* Assignment *
Where does the string "customer" occur in the records? Copy each line that holds it.

* Provided material *
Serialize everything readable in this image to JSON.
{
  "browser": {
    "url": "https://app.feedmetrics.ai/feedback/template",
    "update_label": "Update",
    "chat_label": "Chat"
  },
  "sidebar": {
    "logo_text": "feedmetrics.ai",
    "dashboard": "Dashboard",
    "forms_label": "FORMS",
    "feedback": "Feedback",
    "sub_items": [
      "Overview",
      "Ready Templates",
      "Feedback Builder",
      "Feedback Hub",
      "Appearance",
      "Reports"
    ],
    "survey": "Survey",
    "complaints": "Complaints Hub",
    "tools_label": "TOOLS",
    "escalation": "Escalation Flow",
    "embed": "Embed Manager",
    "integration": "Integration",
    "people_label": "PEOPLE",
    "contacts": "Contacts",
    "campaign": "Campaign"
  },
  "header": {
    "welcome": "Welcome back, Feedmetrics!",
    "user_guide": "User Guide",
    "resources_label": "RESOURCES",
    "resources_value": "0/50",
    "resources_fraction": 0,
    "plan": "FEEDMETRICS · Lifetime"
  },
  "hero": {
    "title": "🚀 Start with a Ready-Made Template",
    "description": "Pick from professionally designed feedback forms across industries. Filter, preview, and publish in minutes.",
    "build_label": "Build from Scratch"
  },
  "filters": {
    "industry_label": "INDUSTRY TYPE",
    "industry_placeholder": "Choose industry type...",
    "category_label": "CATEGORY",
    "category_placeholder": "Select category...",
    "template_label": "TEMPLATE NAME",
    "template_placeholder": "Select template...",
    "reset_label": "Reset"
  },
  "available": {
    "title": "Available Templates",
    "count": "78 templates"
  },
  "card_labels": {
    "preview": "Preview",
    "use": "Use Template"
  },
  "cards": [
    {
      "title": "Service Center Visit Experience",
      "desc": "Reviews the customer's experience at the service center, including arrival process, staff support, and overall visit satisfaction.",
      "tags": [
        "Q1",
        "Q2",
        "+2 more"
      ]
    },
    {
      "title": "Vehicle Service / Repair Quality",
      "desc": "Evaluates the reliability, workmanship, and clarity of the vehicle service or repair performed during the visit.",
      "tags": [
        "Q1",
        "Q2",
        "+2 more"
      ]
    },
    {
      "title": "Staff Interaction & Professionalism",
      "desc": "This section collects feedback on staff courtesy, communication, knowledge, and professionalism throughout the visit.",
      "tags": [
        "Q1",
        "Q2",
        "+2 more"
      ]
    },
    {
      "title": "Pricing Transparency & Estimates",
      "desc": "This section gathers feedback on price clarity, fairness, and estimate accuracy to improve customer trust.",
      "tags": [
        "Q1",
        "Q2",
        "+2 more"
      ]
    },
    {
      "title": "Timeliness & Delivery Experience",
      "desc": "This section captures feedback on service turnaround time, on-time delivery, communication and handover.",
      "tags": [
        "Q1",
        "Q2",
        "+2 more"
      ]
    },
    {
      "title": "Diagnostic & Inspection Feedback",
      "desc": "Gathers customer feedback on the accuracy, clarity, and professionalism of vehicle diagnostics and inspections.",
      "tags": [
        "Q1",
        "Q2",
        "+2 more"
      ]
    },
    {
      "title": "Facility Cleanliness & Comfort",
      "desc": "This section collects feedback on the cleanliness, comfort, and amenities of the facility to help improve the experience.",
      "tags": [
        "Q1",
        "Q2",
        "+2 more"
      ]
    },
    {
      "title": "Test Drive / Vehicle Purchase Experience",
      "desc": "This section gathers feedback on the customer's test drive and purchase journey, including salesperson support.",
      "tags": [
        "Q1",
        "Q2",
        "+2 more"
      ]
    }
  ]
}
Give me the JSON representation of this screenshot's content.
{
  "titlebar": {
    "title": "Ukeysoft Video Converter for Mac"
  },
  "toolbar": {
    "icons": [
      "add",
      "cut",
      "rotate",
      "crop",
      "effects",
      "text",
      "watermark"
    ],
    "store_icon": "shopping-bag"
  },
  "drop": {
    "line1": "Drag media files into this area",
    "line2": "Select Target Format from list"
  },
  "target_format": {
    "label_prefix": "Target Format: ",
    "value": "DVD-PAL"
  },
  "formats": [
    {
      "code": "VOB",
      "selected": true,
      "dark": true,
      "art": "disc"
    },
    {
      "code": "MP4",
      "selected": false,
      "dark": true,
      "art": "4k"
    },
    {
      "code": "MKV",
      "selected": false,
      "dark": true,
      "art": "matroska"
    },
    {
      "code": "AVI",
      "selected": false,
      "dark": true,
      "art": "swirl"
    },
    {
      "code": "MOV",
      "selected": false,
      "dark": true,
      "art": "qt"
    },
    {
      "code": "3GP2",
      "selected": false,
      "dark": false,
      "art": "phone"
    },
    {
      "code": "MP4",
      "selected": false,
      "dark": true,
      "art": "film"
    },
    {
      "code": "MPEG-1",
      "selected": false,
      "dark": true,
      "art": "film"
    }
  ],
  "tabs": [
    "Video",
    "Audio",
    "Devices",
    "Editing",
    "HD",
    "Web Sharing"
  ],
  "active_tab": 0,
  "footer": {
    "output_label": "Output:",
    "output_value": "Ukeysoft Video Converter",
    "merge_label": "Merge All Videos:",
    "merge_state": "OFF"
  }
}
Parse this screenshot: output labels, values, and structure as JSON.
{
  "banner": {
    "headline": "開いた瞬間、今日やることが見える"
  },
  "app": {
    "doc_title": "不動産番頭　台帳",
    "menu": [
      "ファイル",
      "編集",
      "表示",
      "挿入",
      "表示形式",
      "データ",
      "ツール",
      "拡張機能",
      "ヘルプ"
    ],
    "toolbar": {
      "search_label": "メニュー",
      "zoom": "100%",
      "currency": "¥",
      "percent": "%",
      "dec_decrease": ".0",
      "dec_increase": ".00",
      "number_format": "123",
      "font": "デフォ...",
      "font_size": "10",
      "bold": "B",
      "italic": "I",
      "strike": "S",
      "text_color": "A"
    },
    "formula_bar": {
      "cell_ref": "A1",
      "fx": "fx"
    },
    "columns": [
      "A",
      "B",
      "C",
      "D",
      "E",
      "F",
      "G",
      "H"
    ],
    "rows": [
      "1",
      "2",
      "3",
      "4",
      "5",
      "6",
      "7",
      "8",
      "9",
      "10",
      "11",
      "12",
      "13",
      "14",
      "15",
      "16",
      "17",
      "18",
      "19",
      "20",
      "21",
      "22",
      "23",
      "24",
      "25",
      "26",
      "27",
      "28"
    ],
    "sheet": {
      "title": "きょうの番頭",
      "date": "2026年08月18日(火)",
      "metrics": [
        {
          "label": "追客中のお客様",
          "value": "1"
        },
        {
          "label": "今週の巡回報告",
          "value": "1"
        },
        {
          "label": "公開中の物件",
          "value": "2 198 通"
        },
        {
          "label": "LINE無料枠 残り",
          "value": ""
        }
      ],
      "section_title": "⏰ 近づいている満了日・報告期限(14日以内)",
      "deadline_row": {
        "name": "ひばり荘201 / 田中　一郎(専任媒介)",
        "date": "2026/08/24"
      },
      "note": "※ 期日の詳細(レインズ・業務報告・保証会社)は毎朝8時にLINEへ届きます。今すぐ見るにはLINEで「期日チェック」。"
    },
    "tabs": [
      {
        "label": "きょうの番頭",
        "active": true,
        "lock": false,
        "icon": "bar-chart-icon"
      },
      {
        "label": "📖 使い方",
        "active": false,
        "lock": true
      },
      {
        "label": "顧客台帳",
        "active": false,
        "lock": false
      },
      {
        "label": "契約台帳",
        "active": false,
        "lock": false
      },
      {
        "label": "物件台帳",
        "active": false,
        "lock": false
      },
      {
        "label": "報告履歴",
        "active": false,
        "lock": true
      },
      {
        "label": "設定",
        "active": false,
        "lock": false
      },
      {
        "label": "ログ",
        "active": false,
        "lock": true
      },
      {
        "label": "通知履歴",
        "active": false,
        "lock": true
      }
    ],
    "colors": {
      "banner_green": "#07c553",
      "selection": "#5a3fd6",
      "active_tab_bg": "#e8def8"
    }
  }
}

* Result of the task *
      "desc": "Reviews the customer's experience at the service center, including arrival process, staff support, and overall visit satisfaction.",
      "desc": "This section gathers feedback on price clarity, fairness, and estimate accuracy to improve customer trust.",
      "desc": "Gathers customer feedback on the accuracy, clarity, and professionalism of vehicle diagnostics and inspections.",
      "desc": "This section gathers feedback on the customer's test drive and purchase journey, including salesperson support.",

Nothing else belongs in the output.